* **Work request**
Output every record precisely.

───── Data to process

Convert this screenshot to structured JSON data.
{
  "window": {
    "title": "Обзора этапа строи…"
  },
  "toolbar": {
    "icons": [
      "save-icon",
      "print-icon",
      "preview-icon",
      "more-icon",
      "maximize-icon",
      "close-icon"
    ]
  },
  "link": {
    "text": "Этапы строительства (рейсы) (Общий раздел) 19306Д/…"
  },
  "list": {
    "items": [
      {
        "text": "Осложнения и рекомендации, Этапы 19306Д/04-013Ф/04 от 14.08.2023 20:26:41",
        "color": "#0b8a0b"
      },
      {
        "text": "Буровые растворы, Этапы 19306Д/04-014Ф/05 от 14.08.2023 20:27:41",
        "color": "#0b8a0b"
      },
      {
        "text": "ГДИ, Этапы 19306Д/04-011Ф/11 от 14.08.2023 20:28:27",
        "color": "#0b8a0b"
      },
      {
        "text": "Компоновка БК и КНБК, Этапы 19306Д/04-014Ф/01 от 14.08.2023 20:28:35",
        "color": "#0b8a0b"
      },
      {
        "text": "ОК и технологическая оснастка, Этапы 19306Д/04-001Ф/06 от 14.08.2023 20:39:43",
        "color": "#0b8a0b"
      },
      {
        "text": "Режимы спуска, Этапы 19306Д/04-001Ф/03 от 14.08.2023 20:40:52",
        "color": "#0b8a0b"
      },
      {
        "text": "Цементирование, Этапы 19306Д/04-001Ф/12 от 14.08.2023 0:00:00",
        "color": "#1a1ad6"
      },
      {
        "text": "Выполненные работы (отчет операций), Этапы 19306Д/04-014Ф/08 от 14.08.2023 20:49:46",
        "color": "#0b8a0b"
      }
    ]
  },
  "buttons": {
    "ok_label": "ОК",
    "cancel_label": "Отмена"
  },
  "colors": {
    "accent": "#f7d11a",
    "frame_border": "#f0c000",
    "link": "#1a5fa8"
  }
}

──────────

* **Output**
Convert this screenshot to structured JSON data.
{
  "window": {
    "title": "Обзора этапа строи…"
  },
  "toolbar": {
    "icons": [
      "save-icon",
      "print-icon",
      "preview-icon",
      "more-icon",
      "maximize-icon",
      "close-icon"
    ]
  },
  "link": {
    "text": "Этапы строительства (рейсы) (Общий раздел) 19306Д/…"
  },
  "list": {
    "items": [
      {
        "text": "Осложнения и рекомендации, Этапы 19306Д/04-013Ф/04 от 14.08.2023 20:26:41",
        "color": "#0b8a0b"
      },
      {
        "text": "Буровые растворы, Этапы 19306Д/04-014Ф/05 от 14.08.2023 20:27:41",
        "color": "#0b8a0b"
      },
      {
        "text": "ГДИ, Этапы 19306Д/04-011Ф/11 от 14.08.2023 20:28:27",
        "color": "#0b8a0b"
      },
      {
        "text": "Компоновка БК и КНБК, Этапы 19306Д/04-014Ф/01 от 14.08.2023 20:28:35",
        "color": "#0b8a0b"
      },
      {
        "text": "ОК и технологическая оснастка, Этапы 19306Д/04-001Ф/06 от 14.08.2023 20:39:43",
        "color": "#0b8a0b"
      },
      {
        "text": "Режимы спуска, Этапы 19306Д/04-001Ф/03 от 14.08.2023 20:40:52",
        "color": "#0b8a0b"
      },
      {
        "text": "Цементирование, Этапы 19306Д/04-001Ф/12 от 14.08.2023 0:00:00",
        "color": "#1a1ad6"
      },
      {
        "text": "Выполненные работы (отчет операций), Этапы 19306Д/04-014Ф/08 от 14.08.2023 20:49:46",
        "color": "#0b8a0b"
      }
    ]
  },
  "buttons": {
    "ok_label": "ОК",
    "cancel_label": "Отмена"
  },
  "colors": {
    "accent": "#f7d11a",
    "frame_border": "#f0c000",
    "link": "#1a5fa8"
  }
}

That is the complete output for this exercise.